涉嫌发动周五袭击的四人之一沙姆西丁·法里杜尼在莫斯科法庭上。 Shamil Zhumatov/Reuters

“Because the F.S.B. — and Putin — sees the world through the prism that the United States is out to get Russia, any information that is not consistent with that frame is easily dismissed,” said Andrea Kendall-Taylor, a senior fellow at the Center for a New American Security, who previously led analyses of Russia by the U.S. intelligence community. “因为联邦安全局——以及普京——是通过美国要对付俄罗斯的视角来看待世界的,所以任何不符合这个框架的信息都很容易被忽视,”新美国安全中心高级研究员安德里亚·肯德尔-泰勒说。她之前领导了美国情报界对俄罗斯的分析。

She said, “That dynamic may have resulted in an intelligence failure with devastating consequences.”

In the days since the attack, Moscow has returned the favor to Washington for offering the tip by claiming its warning should be treated as evidence of possible American complicity.

Mr. Bortnikov, the F.S.B. director, said on Tuesday that Islamist extremists alone couldn’t possibly have carried out the attack. He blamed, among others, the United States.

Oleg Matsnev、Safak Timur和Aric Toler对本文有报道贡献。

Paul Sonne是一名国际新闻记者,报道俄罗斯新闻和普京的国内和国际政策产生的一系列影响,主要关注乌克兰战争。

Eric Schmitt是时报国家安全记者,着重报道美国军事新闻和海外反恐新闻,他报道这一领域已超过30年。

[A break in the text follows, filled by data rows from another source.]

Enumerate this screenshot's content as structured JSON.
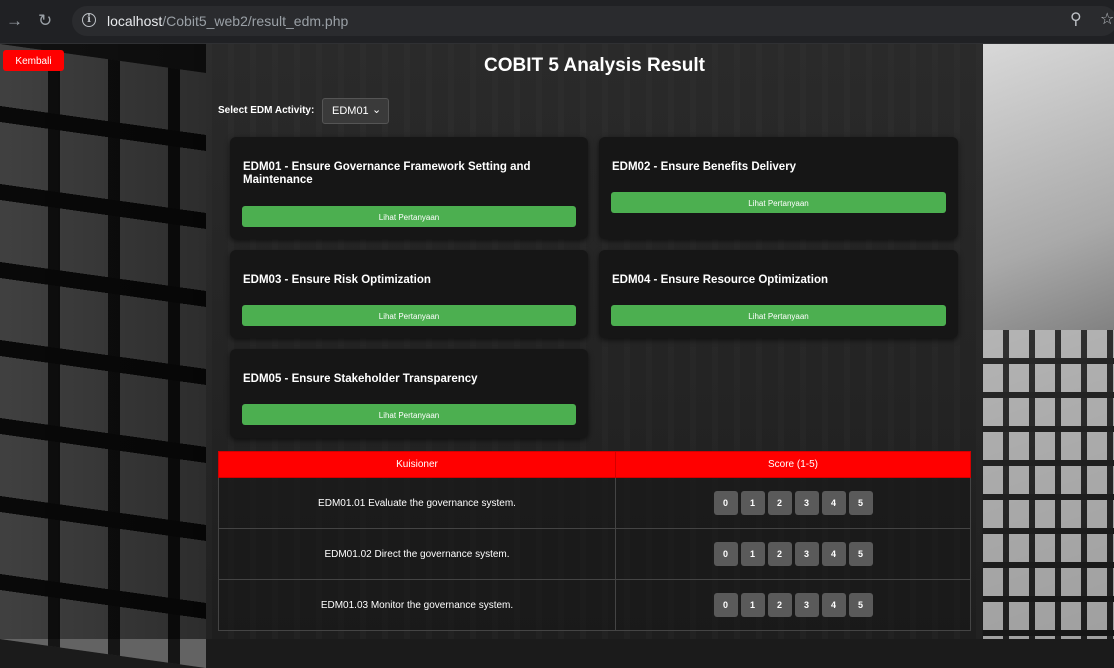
{
  "browser": {
    "url_host": "localhost",
    "url_path": "/Cobit5_web2/result_edm.php"
  },
  "back_button": "Kembali",
  "title": "COBIT 5 Analysis Result",
  "activity_select": {
    "label": "Select EDM Activity:",
    "value": "EDM01"
  },
  "cards": [
    {
      "title": "EDM01 - Ensure Governance Framework Setting and Maintenance",
      "button": "Lihat Pertanyaan"
    },
    {
      "title": "EDM02 - Ensure Benefits Delivery",
      "button": "Lihat Pertanyaan"
    },
    {
      "title": "EDM03 - Ensure Risk Optimization",
      "button": "Lihat Pertanyaan"
    },
    {
      "title": "EDM04 - Ensure Resource Optimization",
      "button": "Lihat Pertanyaan"
    },
    {
      "title": "EDM05 - Ensure Stakeholder Transparency",
      "button": "Lihat Pertanyaan"
    }
  ],
  "table": {
    "headers": [
      "Kuisioner",
      "Score (1-5)"
    ],
    "score_options": [
      "0",
      "1",
      "2",
      "3",
      "4",
      "5"
    ],
    "rows": [
      {
        "question": "EDM01.01 Evaluate the governance system."
      },
      {
        "question": "EDM01.02 Direct the governance system."
      },
      {
        "question": "EDM01.03 Monitor the governance system."
      }
    ]
  },
  "colors": {
    "accent_red": "#ff0000",
    "button_green": "#4caf50",
    "card_bg": "#161616"
  }
}
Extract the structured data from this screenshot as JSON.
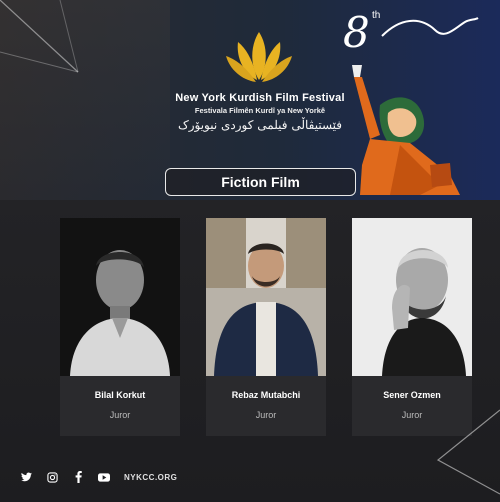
{
  "festival": {
    "title": "New York Kurdish Film Festival",
    "subtitle": "Festivala Filmên Kurdî ya New Yorkê",
    "title_kurdish": "فێستیڤاڵی فیلمی کوردی نیویۆرک",
    "edition_number": "8",
    "edition_suffix": "th"
  },
  "category": {
    "label": "Fiction Film"
  },
  "jurors": [
    {
      "name": "Bilal Korkut",
      "role": "Juror"
    },
    {
      "name": "Rebaz Mutabchi",
      "role": "Juror"
    },
    {
      "name": "Sener Ozmen",
      "role": "Juror"
    }
  ],
  "footer": {
    "icons": [
      "twitter-icon",
      "instagram-icon",
      "facebook-icon",
      "youtube-icon"
    ],
    "website": "NYKCC.ORG"
  },
  "colors": {
    "lotus_gold": "#e8b322",
    "statue_orange": "#e06a1c",
    "background_dark": "#1f1f22",
    "accent_navy": "#1b2a5a"
  }
}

Michael Schwirtz是时报国际版面调查记者。他自2006年加入时报,此前自莫斯科报道前苏联成员国新闻,他是因报道俄罗斯情报行动而获得2020年普利策奖的团队的首席记者。点击查看更多关于他的信息。